======== Stored data

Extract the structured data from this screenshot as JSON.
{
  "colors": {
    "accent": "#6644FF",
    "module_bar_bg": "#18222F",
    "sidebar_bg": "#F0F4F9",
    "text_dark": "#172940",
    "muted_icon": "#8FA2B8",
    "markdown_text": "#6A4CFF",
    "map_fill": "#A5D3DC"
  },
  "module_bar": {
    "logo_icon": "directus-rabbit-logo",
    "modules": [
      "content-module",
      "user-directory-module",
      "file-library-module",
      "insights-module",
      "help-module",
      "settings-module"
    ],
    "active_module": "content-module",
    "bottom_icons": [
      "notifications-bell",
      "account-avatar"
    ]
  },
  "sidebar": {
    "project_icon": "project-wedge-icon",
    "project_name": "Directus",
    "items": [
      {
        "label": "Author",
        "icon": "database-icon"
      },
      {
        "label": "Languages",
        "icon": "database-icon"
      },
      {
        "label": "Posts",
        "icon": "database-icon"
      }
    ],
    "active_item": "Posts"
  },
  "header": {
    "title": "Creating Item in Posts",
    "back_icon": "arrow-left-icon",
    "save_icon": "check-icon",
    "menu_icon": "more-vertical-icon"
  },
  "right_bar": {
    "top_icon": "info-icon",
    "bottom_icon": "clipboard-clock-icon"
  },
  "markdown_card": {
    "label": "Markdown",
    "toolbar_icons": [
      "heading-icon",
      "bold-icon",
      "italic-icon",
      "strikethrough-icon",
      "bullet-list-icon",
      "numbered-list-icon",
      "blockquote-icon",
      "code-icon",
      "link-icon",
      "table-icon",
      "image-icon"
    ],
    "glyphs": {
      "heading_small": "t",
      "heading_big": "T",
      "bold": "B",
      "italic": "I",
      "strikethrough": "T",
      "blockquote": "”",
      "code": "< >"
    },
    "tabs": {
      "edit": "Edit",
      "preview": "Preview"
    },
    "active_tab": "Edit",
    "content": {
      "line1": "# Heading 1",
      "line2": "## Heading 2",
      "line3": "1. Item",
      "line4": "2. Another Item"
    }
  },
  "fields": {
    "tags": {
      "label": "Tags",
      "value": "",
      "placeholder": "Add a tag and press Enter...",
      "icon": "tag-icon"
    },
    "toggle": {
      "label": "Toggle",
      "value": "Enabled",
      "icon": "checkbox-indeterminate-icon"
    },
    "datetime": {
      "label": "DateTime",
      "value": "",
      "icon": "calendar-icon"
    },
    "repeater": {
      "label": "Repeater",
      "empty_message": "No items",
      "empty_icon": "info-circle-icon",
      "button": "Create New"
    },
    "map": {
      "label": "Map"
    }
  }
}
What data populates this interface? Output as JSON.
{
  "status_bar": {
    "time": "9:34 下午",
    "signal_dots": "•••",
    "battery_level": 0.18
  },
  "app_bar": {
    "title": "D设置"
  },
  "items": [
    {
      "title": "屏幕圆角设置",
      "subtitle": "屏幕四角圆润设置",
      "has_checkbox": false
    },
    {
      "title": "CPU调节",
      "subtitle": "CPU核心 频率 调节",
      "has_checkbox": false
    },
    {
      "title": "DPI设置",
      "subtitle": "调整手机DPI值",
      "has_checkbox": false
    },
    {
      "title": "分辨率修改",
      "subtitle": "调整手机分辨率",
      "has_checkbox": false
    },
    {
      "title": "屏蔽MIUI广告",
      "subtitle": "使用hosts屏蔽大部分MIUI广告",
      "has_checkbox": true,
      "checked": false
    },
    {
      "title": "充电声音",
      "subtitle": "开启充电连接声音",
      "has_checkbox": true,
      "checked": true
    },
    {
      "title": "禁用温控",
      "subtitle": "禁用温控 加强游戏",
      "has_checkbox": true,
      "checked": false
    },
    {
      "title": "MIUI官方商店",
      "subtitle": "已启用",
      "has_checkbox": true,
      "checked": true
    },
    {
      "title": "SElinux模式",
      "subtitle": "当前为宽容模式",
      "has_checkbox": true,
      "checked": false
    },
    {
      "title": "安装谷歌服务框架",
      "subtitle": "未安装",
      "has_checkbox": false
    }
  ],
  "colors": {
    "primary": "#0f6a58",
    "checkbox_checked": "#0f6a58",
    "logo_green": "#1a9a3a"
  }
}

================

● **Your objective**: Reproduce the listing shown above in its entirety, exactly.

● **Task output**:
Extract the structured data from this screenshot as JSON.
{
  "colors": {
    "accent": "#6644FF",
    "module_bar_bg": "#18222F",
    "sidebar_bg": "#F0F4F9",
    "text_dark": "#172940",
    "muted_icon": "#8FA2B8",
    "markdown_text": "#6A4CFF",
    "map_fill": "#A5D3DC"
  },
  "module_bar": {
    "logo_icon": "directus-rabbit-logo",
    "modules": [
      "content-module",
      "user-directory-module",
      "file-library-module",
      "insights-module",
      "help-module",
      "settings-module"
    ],
    "active_module": "content-module",
    "bottom_icons": [
      "notifications-bell",
      "account-avatar"
    ]
  },
  "sidebar": {
    "project_icon": "project-wedge-icon",
    "project_name": "Directus",
    "items": [
      {
        "label": "Author",
        "icon": "database-icon"
      },
      {
        "label": "Languages",
        "icon": "database-icon"
      },
      {
        "label": "Posts",
        "icon": "database-icon"
      }
    ],
    "active_item": "Posts"
  },
  "header": {
    "title": "Creating Item in Posts",
    "back_icon": "arrow-left-icon",
    "save_icon": "check-icon",
    "menu_icon": "more-vertical-icon"
  },
  "right_bar": {
    "top_icon": "info-icon",
    "bottom_icon": "clipboard-clock-icon"
  },
  "markdown_card": {
    "label": "Markdown",
    "toolbar_icons": [
      "heading-icon",
      "bold-icon",
      "italic-icon",
      "strikethrough-icon",
      "bullet-list-icon",
      "numbered-list-icon",
      "blockquote-icon",
      "code-icon",
      "link-icon",
      "table-icon",
      "image-icon"
    ],
    "glyphs": {
      "heading_small": "t",
      "heading_big": "T",
      "bold": "B",
      "italic": "I",
      "strikethrough": "T",
      "blockquote": "”",
      "code": "< >"
    },
    "tabs": {
      "edit": "Edit",
      "preview": "Preview"
    },
    "active_tab": "Edit",
    "content": {
      "line1": "# Heading 1",
      "line2": "## Heading 2",
      "line3": "1. Item",
      "line4": "2. Another Item"
    }
  },
  "fields": {
    "tags": {
      "label": "Tags",
      "value": "",
      "placeholder": "Add a tag and press Enter...",
      "icon": "tag-icon"
    },
    "toggle": {
      "label": "Toggle",
      "value": "Enabled",
      "icon": "checkbox-indeterminate-icon"
    },
    "datetime": {
      "label": "DateTime",
      "value": "",
      "icon": "calendar-icon"
    },
    "repeater": {
      "label": "Repeater",
      "empty_message": "No items",
      "empty_icon": "info-circle-icon",
      "button": "Create New"
    },
    "map": {
      "label": "Map"
    }
  }
}
What data populates this interface? Output as JSON.
{
  "status_bar": {
    "time": "9:34 下午",
    "signal_dots": "•••",
    "battery_level": 0.18
  },
  "app_bar": {
    "title": "D设置"
  },
  "items": [
    {
      "title": "屏幕圆角设置",
      "subtitle": "屏幕四角圆润设置",
      "has_checkbox": false
    },
    {
      "title": "CPU调节",
      "subtitle": "CPU核心 频率 调节",
      "has_checkbox": false
    },
    {
      "title": "DPI设置",
      "subtitle": "调整手机DPI值",
      "has_checkbox": false
    },
    {
      "title": "分辨率修改",
      "subtitle": "调整手机分辨率",
      "has_checkbox": false
    },
    {
      "title": "屏蔽MIUI广告",
      "subtitle": "使用hosts屏蔽大部分MIUI广告",
      "has_checkbox": true,
      "checked": false
    },
    {
      "title": "充电声音",
      "subtitle": "开启充电连接声音",
      "has_checkbox": true,
      "checked": true
    },
    {
      "title": "禁用温控",
      "subtitle": "禁用温控 加强游戏",
      "has_checkbox": true,
      "checked": false
    },
    {
      "title": "MIUI官方商店",
      "subtitle": "已启用",
      "has_checkbox": true,
      "checked": true
    },
    {
      "title": "SElinux模式",
      "subtitle": "当前为宽容模式",
      "has_checkbox": true,
      "checked": false
    },
    {
      "title": "安装谷歌服务框架",
      "subtitle": "未安装",
      "has_checkbox": false
    }
  ],
  "colors": {
    "primary": "#0f6a58",
    "checkbox_checked": "#0f6a58",
    "logo_green": "#1a9a3a"
  }
}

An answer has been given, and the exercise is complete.